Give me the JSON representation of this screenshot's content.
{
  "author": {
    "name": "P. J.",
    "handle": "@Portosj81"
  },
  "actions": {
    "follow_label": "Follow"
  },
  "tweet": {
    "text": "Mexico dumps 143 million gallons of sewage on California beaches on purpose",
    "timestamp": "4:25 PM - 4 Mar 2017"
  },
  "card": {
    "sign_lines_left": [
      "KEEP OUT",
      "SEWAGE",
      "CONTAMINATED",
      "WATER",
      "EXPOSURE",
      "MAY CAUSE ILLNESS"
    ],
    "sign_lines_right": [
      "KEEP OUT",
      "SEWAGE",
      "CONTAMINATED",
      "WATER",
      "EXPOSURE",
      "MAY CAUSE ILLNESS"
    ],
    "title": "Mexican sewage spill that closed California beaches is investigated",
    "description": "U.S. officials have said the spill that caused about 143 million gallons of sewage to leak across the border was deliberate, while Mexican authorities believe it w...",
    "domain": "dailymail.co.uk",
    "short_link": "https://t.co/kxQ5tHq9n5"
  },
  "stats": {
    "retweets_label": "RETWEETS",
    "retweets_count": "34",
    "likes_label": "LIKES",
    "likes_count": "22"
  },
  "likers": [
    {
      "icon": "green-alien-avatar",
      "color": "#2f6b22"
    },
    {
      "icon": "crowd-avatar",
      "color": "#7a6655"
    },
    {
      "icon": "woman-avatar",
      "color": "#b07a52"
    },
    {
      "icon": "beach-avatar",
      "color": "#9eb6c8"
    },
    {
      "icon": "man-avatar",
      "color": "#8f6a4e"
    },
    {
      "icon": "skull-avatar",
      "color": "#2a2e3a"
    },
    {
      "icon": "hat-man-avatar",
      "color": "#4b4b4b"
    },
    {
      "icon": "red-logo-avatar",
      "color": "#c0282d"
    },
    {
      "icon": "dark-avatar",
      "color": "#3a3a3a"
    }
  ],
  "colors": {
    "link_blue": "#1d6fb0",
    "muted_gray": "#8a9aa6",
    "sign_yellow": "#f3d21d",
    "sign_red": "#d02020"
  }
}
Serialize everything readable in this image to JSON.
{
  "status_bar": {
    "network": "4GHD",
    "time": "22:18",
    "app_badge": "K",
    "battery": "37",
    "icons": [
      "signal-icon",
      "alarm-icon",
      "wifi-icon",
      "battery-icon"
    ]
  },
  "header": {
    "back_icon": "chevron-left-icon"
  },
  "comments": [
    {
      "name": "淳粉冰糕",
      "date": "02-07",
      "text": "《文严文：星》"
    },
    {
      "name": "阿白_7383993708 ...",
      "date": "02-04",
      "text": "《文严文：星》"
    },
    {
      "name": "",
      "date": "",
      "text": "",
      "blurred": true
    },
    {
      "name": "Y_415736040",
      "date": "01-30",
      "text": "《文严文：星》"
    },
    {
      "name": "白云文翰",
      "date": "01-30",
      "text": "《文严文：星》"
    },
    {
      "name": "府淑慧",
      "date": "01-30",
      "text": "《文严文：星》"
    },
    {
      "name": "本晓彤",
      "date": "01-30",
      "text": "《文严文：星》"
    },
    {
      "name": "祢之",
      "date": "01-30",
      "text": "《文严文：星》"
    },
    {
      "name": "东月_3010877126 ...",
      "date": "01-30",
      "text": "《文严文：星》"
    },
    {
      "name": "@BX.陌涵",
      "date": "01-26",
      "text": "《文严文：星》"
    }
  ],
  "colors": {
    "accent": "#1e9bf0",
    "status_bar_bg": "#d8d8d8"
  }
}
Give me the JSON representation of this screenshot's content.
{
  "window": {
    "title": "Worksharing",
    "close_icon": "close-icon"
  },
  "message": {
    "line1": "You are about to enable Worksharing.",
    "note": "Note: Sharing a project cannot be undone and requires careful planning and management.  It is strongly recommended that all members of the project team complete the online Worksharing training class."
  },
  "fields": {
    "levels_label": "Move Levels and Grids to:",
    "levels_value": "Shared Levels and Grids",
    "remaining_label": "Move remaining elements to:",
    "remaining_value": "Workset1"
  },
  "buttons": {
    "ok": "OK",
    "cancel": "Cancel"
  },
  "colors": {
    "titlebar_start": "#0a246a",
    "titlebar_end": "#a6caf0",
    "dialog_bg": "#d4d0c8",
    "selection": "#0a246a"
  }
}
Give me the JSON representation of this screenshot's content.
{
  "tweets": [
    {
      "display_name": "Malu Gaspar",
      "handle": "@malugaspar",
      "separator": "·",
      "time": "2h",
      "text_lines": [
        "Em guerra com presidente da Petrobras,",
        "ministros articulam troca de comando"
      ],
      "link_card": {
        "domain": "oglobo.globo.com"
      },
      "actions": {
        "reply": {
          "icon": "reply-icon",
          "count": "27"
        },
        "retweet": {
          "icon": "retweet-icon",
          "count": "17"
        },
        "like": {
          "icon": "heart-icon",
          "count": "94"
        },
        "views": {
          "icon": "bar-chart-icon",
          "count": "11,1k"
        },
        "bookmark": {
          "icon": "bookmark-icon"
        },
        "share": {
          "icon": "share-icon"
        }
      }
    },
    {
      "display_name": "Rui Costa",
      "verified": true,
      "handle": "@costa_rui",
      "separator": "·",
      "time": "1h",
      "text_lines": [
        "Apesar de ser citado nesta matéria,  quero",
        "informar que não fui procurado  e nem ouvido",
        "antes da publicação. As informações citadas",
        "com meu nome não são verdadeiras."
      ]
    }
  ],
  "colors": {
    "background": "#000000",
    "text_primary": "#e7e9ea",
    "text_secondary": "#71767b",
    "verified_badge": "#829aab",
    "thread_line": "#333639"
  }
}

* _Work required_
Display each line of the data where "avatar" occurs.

* _Answer space_
      "icon": "green-alien-avatar",
      "icon": "crowd-avatar",
      "icon": "woman-avatar",
      "icon": "beach-avatar",
      "icon": "man-avatar",
      "icon": "skull-avatar",
      "icon": "hat-man-avatar",
      "icon": "red-logo-avatar",
      "icon": "dark-avatar",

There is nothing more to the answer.